His father - the late maharajah of Gwalior and one of the richest men in the world - had a silver train that chugged around the dining table with decanters for his guests. Whenever the guest would reach for the decanter, the mischievous maharajah would press a button and the train would move the drink further down the silver track.
Mr Scindia could have usefully employed just such a button to jump the Agra-New Delhi express into motion on Sunday night and escape a mob attack. The 42-year- old minister, his family and entourage were sitting on board the Shatabdi Express, which stopped in Agra to bring tourists back to New Delhi after viewing the Taj Mahal. Suddenly, 1,000 angry supporters of the right-wing Hindu Bharatiya Janata Party (BJP), armed with iron rods and sticks, overran the platform and headed straight to the Scindias' first-class carriage.
'Had they got into my compartment, these hoodlums would have lynched me,' Mr Scindia later told the press. The minister's 22- year-old son and a bodyguard were injured trying to protect him. Press reports said the BJP supporters were seeking revenge after several party leaders were beaten up earlier that day in Agra by youths belonging to the ruling Congress party, to which Mr Scindia belongs.
Mr Scindia claimed the Hindu militants had been tipped off. 'How else can you explain the sudden appearance of a mob . . . with full information about the last coach of the train in which we were travelling?' he asked. In his feudal seat of Gwalior there are throngs of BJP militants who detest him - including his own mother and sister.
Mr Scindia's feud with his mother, Vijaya Raje, began during the 1971 Emergency, when Indira Gandhi jailed many Indian royals. While his mother was locked inside a cell with prostitutes, her son fled to Nepal. On his return, he joined Mrs Gandhi's Congress party, and his widowed mother never forgave him for this.

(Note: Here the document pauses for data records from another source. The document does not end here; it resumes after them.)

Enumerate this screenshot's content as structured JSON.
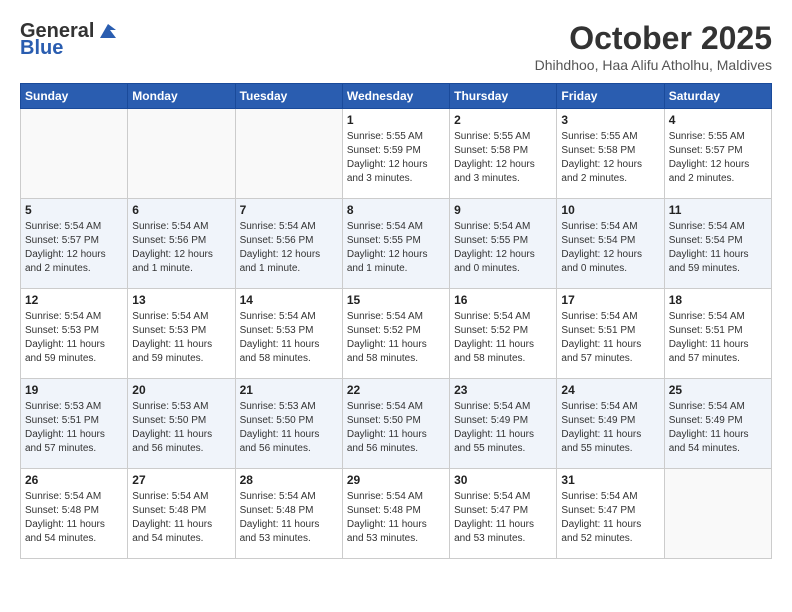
{
  "header": {
    "logo_general": "General",
    "logo_blue": "Blue",
    "month": "October 2025",
    "location": "Dhihdhoo, Haa Alifu Atholhu, Maldives"
  },
  "days_of_week": [
    "Sunday",
    "Monday",
    "Tuesday",
    "Wednesday",
    "Thursday",
    "Friday",
    "Saturday"
  ],
  "weeks": [
    [
      {
        "day": "",
        "info": ""
      },
      {
        "day": "",
        "info": ""
      },
      {
        "day": "",
        "info": ""
      },
      {
        "day": "1",
        "info": "Sunrise: 5:55 AM\nSunset: 5:59 PM\nDaylight: 12 hours\nand 3 minutes."
      },
      {
        "day": "2",
        "info": "Sunrise: 5:55 AM\nSunset: 5:58 PM\nDaylight: 12 hours\nand 3 minutes."
      },
      {
        "day": "3",
        "info": "Sunrise: 5:55 AM\nSunset: 5:58 PM\nDaylight: 12 hours\nand 2 minutes."
      },
      {
        "day": "4",
        "info": "Sunrise: 5:55 AM\nSunset: 5:57 PM\nDaylight: 12 hours\nand 2 minutes."
      }
    ],
    [
      {
        "day": "5",
        "info": "Sunrise: 5:54 AM\nSunset: 5:57 PM\nDaylight: 12 hours\nand 2 minutes."
      },
      {
        "day": "6",
        "info": "Sunrise: 5:54 AM\nSunset: 5:56 PM\nDaylight: 12 hours\nand 1 minute."
      },
      {
        "day": "7",
        "info": "Sunrise: 5:54 AM\nSunset: 5:56 PM\nDaylight: 12 hours\nand 1 minute."
      },
      {
        "day": "8",
        "info": "Sunrise: 5:54 AM\nSunset: 5:55 PM\nDaylight: 12 hours\nand 1 minute."
      },
      {
        "day": "9",
        "info": "Sunrise: 5:54 AM\nSunset: 5:55 PM\nDaylight: 12 hours\nand 0 minutes."
      },
      {
        "day": "10",
        "info": "Sunrise: 5:54 AM\nSunset: 5:54 PM\nDaylight: 12 hours\nand 0 minutes."
      },
      {
        "day": "11",
        "info": "Sunrise: 5:54 AM\nSunset: 5:54 PM\nDaylight: 11 hours\nand 59 minutes."
      }
    ],
    [
      {
        "day": "12",
        "info": "Sunrise: 5:54 AM\nSunset: 5:53 PM\nDaylight: 11 hours\nand 59 minutes."
      },
      {
        "day": "13",
        "info": "Sunrise: 5:54 AM\nSunset: 5:53 PM\nDaylight: 11 hours\nand 59 minutes."
      },
      {
        "day": "14",
        "info": "Sunrise: 5:54 AM\nSunset: 5:53 PM\nDaylight: 11 hours\nand 58 minutes."
      },
      {
        "day": "15",
        "info": "Sunrise: 5:54 AM\nSunset: 5:52 PM\nDaylight: 11 hours\nand 58 minutes."
      },
      {
        "day": "16",
        "info": "Sunrise: 5:54 AM\nSunset: 5:52 PM\nDaylight: 11 hours\nand 58 minutes."
      },
      {
        "day": "17",
        "info": "Sunrise: 5:54 AM\nSunset: 5:51 PM\nDaylight: 11 hours\nand 57 minutes."
      },
      {
        "day": "18",
        "info": "Sunrise: 5:54 AM\nSunset: 5:51 PM\nDaylight: 11 hours\nand 57 minutes."
      }
    ],
    [
      {
        "day": "19",
        "info": "Sunrise: 5:53 AM\nSunset: 5:51 PM\nDaylight: 11 hours\nand 57 minutes."
      },
      {
        "day": "20",
        "info": "Sunrise: 5:53 AM\nSunset: 5:50 PM\nDaylight: 11 hours\nand 56 minutes."
      },
      {
        "day": "21",
        "info": "Sunrise: 5:53 AM\nSunset: 5:50 PM\nDaylight: 11 hours\nand 56 minutes."
      },
      {
        "day": "22",
        "info": "Sunrise: 5:54 AM\nSunset: 5:50 PM\nDaylight: 11 hours\nand 56 minutes."
      },
      {
        "day": "23",
        "info": "Sunrise: 5:54 AM\nSunset: 5:49 PM\nDaylight: 11 hours\nand 55 minutes."
      },
      {
        "day": "24",
        "info": "Sunrise: 5:54 AM\nSunset: 5:49 PM\nDaylight: 11 hours\nand 55 minutes."
      },
      {
        "day": "25",
        "info": "Sunrise: 5:54 AM\nSunset: 5:49 PM\nDaylight: 11 hours\nand 54 minutes."
      }
    ],
    [
      {
        "day": "26",
        "info": "Sunrise: 5:54 AM\nSunset: 5:48 PM\nDaylight: 11 hours\nand 54 minutes."
      },
      {
        "day": "27",
        "info": "Sunrise: 5:54 AM\nSunset: 5:48 PM\nDaylight: 11 hours\nand 54 minutes."
      },
      {
        "day": "28",
        "info": "Sunrise: 5:54 AM\nSunset: 5:48 PM\nDaylight: 11 hours\nand 53 minutes."
      },
      {
        "day": "29",
        "info": "Sunrise: 5:54 AM\nSunset: 5:48 PM\nDaylight: 11 hours\nand 53 minutes."
      },
      {
        "day": "30",
        "info": "Sunrise: 5:54 AM\nSunset: 5:47 PM\nDaylight: 11 hours\nand 53 minutes."
      },
      {
        "day": "31",
        "info": "Sunrise: 5:54 AM\nSunset: 5:47 PM\nDaylight: 11 hours\nand 52 minutes."
      },
      {
        "day": "",
        "info": ""
      }
    ]
  ]
}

They inhabit different wings of the same huge palace but now are fierce enemies.
Both mother and son have large numbers of supporters in Gwalior, in the central Indian state of Madhya Pradesh, and throughout yesterday rival bands of BJP and Congress militants clashed.
In New Delhi, some politicians expressed concern that, on top of the religious fighting India has recently suffered, there may now be a wave of political violence.Reuse content